“With the trend of decelerating inflation and tightening liquidity and slowing bank lending, perhaps BSP will soon get enough data points to finally consider easing off the brakes before the entire car comes to a halt,” ING senior economist Nicholas Mapa said in an e-mailed note to the press after the release of the latest bank lending and money supply figures.
According to the BSP, loans granted by universal and commercial banks, net of short term deposits with the regulator, grew at a slower rate of 13.7 percent in February from 15.3 percent in January.
Likewise, the growth in bank lending inclusive of banks’ short term placements with the BSP decelerated to 13.9 percent in February from 14.5 percent in the previous month.

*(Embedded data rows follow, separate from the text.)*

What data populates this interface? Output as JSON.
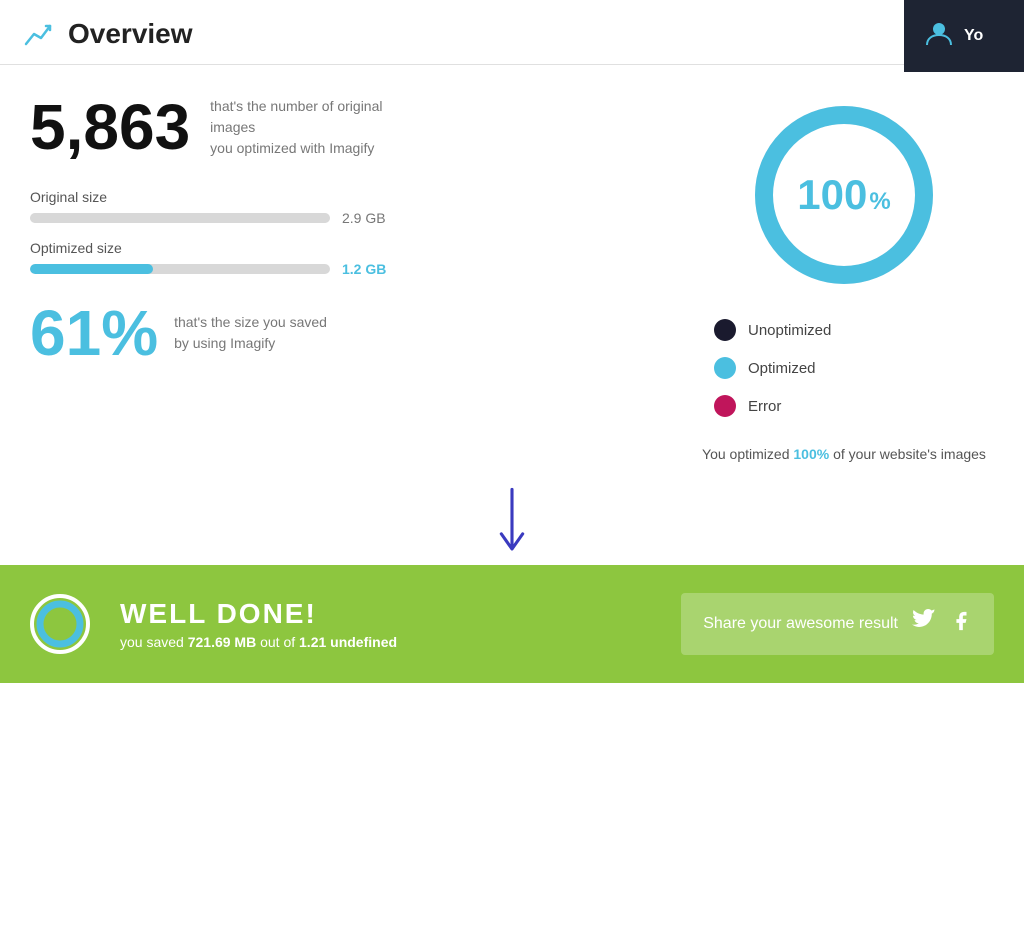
{
  "header": {
    "title": "Overview",
    "icon_label": "chart-icon",
    "user_label": "Yo"
  },
  "stats": {
    "image_count": "5,863",
    "image_count_desc_line1": "that's the number of original images",
    "image_count_desc_line2": "you optimized with Imagify",
    "original_size_label": "Original size",
    "original_size_value": "2.9 GB",
    "optimized_size_label": "Optimized size",
    "optimized_size_value": "1.2 GB",
    "saved_percent": "61%",
    "saved_desc_line1": "that's the size you saved",
    "saved_desc_line2": "by using Imagify"
  },
  "donut": {
    "percent_value": "100",
    "percent_symbol": "%"
  },
  "legend": {
    "unoptimized_label": "Unoptimized",
    "optimized_label": "Optimized",
    "error_label": "Error"
  },
  "optimization_summary": {
    "text_before": "You optimized ",
    "highlight": "100%",
    "text_after": " of your website's images"
  },
  "banner": {
    "title": "WELL DONE!",
    "subtitle_before": "you saved ",
    "subtitle_bold1": "721.69 MB",
    "subtitle_middle": " out of ",
    "subtitle_bold2": "1.21 undefined",
    "share_label": "Share your awesome result"
  }
}
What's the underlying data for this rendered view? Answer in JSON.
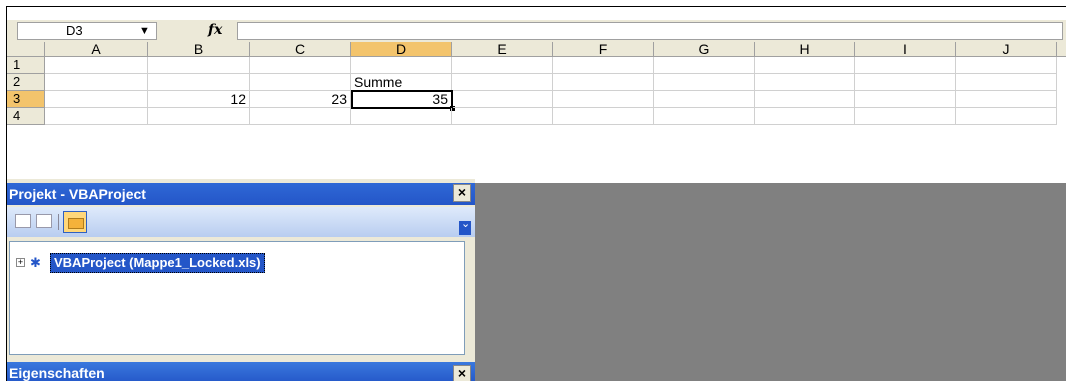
{
  "formula_bar": {
    "name_box": "D3",
    "fx_label": "fx",
    "formula": ""
  },
  "sheet": {
    "columns": [
      "A",
      "B",
      "C",
      "D",
      "E",
      "F",
      "G",
      "H",
      "I",
      "J"
    ],
    "rows": [
      "1",
      "2",
      "3",
      "4"
    ],
    "selected_column": "D",
    "selected_row": "3",
    "cells": {
      "D2": "Summe",
      "B3": "12",
      "C3": "23",
      "D3": "35"
    }
  },
  "project_panel": {
    "title": "Projekt - VBAProject",
    "close": "×",
    "tree_item": "VBAProject (Mappe1_Locked.xls)",
    "tree_expand": "+"
  },
  "properties_panel": {
    "title": "Eigenschaften",
    "close": "×"
  },
  "colors": {
    "selection_header": "#f3c46c",
    "titlebar": "#2456c8",
    "workspace": "#808080"
  }
}
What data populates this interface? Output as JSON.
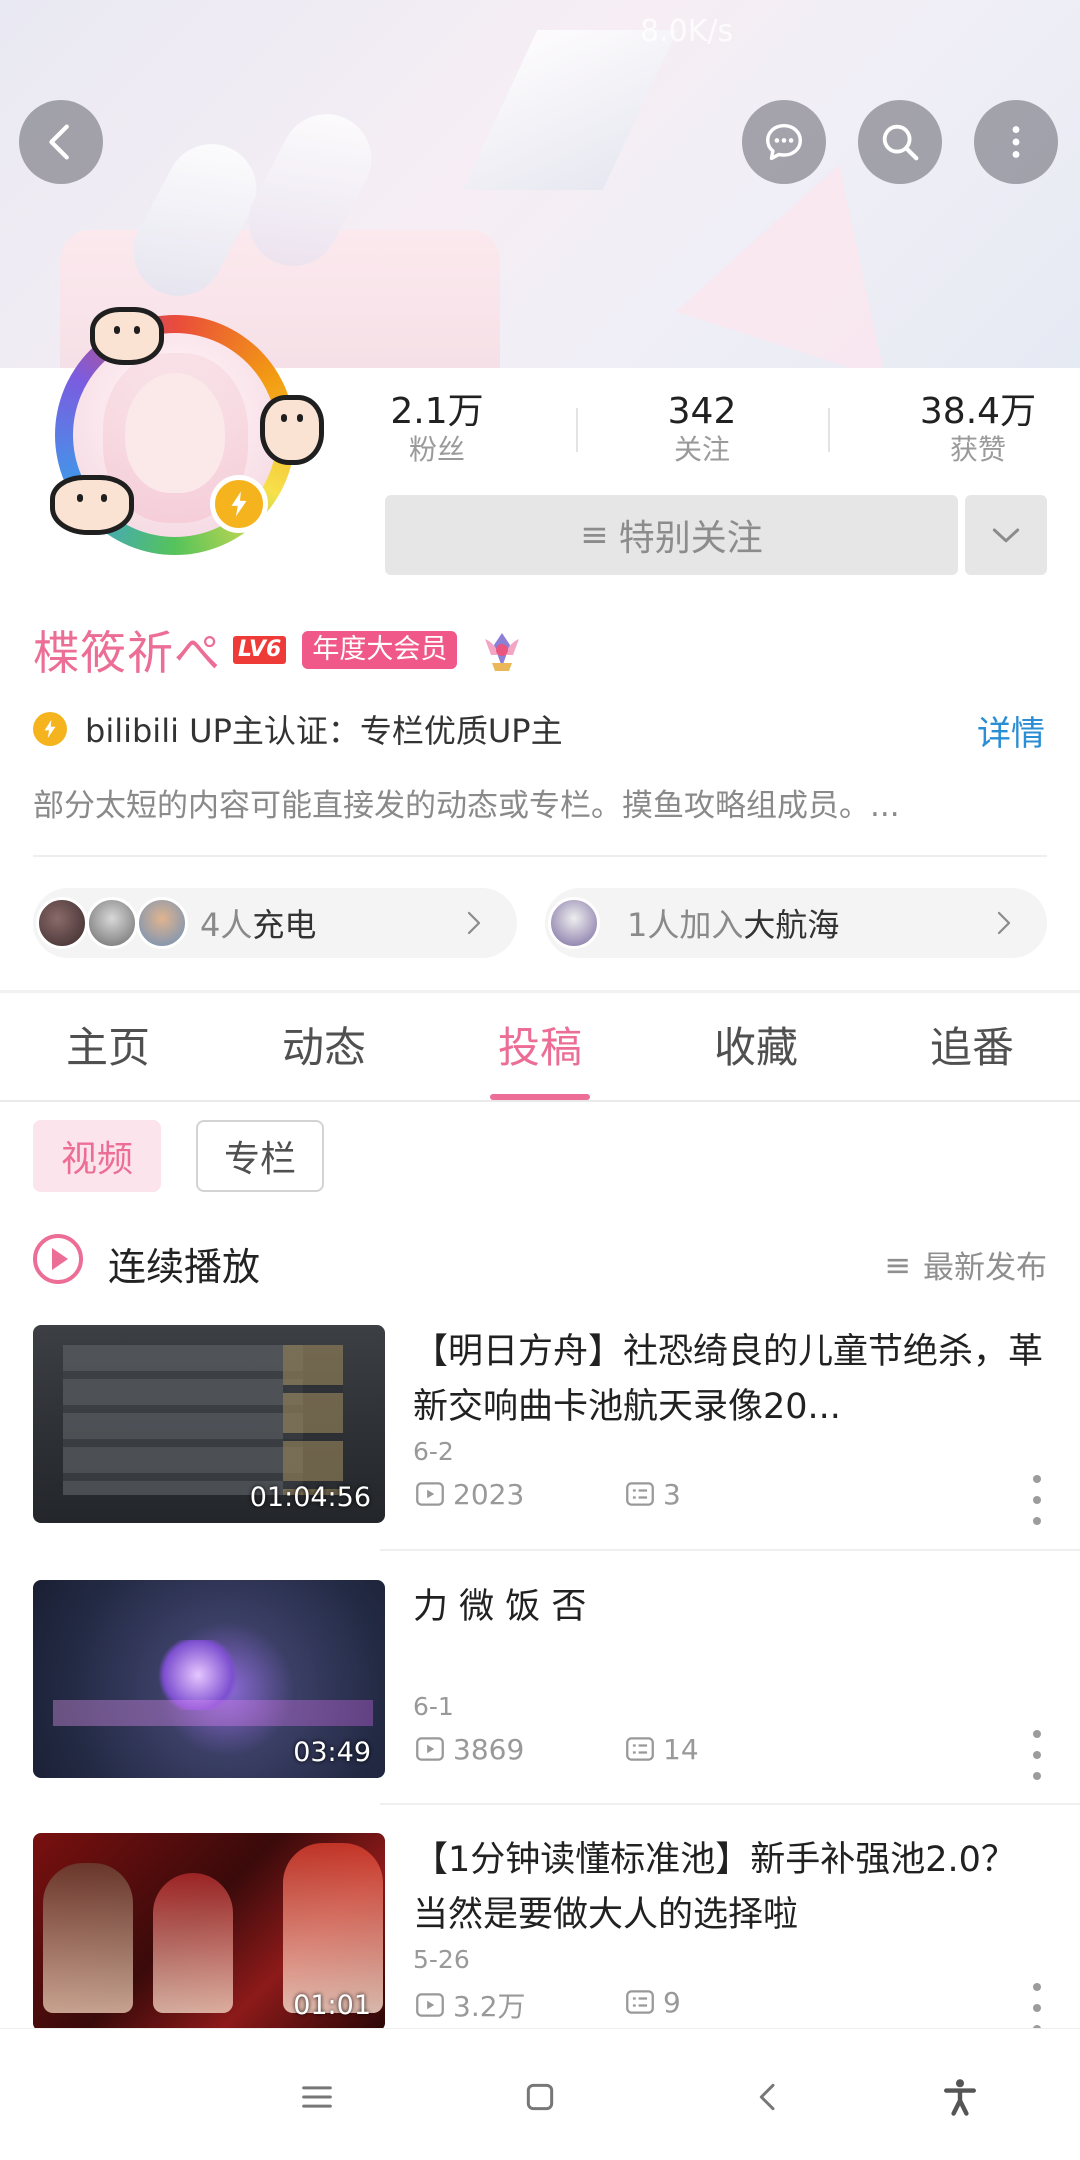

Loans for production activities—which comprised 88.4 percent of banks’ aggregate loan portfolio, net of bank placements—increased at a slower pace of 13.6 percent in February from 15.5 percent in the previous month.
“The growth in production loans was driven primarily by increased lending to the following sectors: real estate activities (12 percent); wholesale and retail trade, repair of motor vehicles and motorcycles (14.6 percent); financial and insurance activities (22.2 percent); manufacturing (13.7 percent); construction (44.4 percent); and, electricity, gas, steam and airconditioning supply (9.4 percent),” the central bank said.
Meanwhile, preliminary data showed domestic liquidity grew by 7.1 percent year-on-year to about P11.5 trillion in February 2019. This was slower than the 7.7-percent expansion in January 2019. Demand for credit eased but remained the principal driver of money supply growth, the central bank said.
Subscribe to INQUIRER PLUS to get access to The Philippine Daily Inquirer & other 70+ titles, share up to 5 gadgets, listen to the news, download as early as 4am & share articles on social media. Call 896 6000.